*** The records Section Begins ***

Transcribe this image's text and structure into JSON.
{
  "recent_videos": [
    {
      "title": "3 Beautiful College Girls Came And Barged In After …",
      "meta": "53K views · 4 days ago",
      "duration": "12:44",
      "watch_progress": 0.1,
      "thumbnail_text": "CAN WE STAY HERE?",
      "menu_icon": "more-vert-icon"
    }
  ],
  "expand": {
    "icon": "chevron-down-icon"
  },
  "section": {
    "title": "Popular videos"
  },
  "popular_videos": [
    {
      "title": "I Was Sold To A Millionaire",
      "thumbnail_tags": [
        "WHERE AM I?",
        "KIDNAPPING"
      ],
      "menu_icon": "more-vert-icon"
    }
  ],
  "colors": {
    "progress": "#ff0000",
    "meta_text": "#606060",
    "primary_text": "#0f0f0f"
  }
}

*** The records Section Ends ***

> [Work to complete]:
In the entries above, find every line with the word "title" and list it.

> [Response below]:
      "title": "3 Beautiful College Girls Came And Barged In After …",
    "title": "Popular videos"
      "title": "I Was Sold To A Millionaire",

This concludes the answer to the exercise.